#### [Dataset rows describing interfaces]
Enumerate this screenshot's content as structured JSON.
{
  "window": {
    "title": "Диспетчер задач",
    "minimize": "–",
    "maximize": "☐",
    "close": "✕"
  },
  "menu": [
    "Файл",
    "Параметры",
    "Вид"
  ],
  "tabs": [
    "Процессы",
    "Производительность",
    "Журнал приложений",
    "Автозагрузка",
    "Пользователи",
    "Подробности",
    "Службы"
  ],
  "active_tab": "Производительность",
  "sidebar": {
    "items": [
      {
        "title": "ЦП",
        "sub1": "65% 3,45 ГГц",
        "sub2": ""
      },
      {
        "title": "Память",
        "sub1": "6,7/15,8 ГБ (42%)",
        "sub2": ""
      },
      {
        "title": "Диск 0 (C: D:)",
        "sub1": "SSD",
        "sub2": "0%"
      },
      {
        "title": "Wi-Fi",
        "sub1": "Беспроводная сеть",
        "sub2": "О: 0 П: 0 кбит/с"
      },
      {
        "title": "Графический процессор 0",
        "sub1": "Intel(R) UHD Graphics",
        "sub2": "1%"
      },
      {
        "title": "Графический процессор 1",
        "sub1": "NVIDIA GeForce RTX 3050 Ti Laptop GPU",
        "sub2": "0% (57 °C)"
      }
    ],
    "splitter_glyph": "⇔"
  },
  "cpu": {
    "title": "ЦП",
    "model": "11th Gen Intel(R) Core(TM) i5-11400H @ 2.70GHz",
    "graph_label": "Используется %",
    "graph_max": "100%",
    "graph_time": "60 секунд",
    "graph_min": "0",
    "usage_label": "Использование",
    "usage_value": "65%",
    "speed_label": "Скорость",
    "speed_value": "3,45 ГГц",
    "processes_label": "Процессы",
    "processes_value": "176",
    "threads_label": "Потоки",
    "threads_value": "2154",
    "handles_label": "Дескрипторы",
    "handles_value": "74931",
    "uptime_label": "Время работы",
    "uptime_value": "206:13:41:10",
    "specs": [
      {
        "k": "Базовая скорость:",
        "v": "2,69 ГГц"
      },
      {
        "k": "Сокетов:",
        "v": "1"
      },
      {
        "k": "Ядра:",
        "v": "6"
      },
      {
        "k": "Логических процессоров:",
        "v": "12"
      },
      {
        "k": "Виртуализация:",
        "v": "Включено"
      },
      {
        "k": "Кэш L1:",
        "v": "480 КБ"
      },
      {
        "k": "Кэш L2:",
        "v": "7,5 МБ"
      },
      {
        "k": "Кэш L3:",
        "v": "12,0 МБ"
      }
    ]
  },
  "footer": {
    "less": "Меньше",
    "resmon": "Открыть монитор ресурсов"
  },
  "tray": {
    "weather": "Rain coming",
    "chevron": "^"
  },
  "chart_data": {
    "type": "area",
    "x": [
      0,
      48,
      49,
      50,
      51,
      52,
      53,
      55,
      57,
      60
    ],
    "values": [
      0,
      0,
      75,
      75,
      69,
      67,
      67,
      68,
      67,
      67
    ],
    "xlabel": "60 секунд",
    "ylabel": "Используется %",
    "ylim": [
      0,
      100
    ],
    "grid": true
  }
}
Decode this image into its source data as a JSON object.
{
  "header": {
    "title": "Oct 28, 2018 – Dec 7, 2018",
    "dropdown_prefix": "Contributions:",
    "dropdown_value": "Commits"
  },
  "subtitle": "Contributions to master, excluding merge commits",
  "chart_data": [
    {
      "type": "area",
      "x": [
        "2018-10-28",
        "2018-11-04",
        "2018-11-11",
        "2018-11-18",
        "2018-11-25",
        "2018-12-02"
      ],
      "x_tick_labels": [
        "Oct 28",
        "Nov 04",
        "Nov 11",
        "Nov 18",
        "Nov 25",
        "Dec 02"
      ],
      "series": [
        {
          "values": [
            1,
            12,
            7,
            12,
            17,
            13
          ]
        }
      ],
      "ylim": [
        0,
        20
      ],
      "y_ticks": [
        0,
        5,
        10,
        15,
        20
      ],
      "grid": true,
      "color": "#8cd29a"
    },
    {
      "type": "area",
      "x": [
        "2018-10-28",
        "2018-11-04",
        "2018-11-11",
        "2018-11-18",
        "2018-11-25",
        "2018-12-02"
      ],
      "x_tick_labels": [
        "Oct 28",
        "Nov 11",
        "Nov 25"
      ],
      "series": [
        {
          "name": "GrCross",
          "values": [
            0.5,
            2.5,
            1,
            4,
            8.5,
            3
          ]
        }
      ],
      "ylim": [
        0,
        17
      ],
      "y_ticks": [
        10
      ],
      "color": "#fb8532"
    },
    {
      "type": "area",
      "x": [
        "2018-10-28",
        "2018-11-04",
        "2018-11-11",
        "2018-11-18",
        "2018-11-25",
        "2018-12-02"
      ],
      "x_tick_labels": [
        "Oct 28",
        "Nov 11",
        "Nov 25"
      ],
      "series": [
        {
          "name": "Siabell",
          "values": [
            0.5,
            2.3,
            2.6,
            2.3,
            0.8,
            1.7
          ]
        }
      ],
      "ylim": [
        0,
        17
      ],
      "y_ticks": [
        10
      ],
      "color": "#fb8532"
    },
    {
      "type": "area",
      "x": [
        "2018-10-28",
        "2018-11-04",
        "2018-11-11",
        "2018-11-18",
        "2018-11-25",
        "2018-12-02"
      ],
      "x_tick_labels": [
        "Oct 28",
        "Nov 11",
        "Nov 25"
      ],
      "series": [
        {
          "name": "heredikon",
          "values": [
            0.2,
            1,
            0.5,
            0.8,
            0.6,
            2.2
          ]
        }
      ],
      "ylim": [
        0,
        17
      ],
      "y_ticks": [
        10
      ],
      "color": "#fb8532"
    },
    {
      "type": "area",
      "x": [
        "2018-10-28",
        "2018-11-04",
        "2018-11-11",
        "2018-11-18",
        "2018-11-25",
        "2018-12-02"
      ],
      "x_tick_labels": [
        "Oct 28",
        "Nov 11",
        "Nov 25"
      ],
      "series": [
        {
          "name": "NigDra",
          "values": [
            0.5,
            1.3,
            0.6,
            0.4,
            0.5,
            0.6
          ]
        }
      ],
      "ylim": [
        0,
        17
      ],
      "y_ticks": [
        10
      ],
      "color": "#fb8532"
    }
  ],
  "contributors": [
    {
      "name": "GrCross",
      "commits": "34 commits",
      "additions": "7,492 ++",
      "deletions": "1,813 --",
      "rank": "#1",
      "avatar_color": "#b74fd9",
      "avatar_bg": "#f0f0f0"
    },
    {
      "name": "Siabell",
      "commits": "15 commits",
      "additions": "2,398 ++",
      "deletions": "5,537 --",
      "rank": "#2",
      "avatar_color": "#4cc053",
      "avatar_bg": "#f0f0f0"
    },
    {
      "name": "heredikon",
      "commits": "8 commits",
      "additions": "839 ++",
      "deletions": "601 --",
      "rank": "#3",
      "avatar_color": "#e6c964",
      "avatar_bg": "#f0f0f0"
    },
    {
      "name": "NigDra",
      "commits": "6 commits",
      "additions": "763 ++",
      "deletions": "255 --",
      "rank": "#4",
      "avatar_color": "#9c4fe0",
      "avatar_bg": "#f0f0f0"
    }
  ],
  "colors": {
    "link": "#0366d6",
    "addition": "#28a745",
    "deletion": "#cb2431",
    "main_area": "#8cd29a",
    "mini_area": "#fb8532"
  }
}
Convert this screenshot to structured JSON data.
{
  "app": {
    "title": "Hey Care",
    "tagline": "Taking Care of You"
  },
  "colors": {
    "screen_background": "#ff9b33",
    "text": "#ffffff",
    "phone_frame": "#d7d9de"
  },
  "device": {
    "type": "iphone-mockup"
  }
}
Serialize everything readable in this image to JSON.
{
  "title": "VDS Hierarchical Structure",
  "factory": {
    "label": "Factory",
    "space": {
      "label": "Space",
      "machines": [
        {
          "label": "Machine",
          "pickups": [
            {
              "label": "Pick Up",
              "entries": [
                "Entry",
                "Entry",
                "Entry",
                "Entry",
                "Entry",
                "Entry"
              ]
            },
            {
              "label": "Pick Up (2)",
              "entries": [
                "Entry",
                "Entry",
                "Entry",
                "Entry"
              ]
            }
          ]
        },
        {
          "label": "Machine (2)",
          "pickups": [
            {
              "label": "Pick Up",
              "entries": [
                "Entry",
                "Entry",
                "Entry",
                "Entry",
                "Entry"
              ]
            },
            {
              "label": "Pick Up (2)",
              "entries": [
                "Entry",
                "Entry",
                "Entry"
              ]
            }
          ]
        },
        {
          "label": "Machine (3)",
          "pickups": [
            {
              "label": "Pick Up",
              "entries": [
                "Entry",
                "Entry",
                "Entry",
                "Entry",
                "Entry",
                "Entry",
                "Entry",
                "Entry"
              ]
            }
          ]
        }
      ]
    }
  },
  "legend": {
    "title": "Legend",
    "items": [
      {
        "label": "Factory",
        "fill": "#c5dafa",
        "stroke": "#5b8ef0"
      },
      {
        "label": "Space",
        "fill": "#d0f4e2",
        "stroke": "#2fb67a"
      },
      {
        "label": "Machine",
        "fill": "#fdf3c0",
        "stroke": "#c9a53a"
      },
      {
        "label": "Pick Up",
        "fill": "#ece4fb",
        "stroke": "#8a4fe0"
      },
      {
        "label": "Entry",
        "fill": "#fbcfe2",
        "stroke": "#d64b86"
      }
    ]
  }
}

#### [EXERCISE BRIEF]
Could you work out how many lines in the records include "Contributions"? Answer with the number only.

#### [SOLUTION BELOW]
2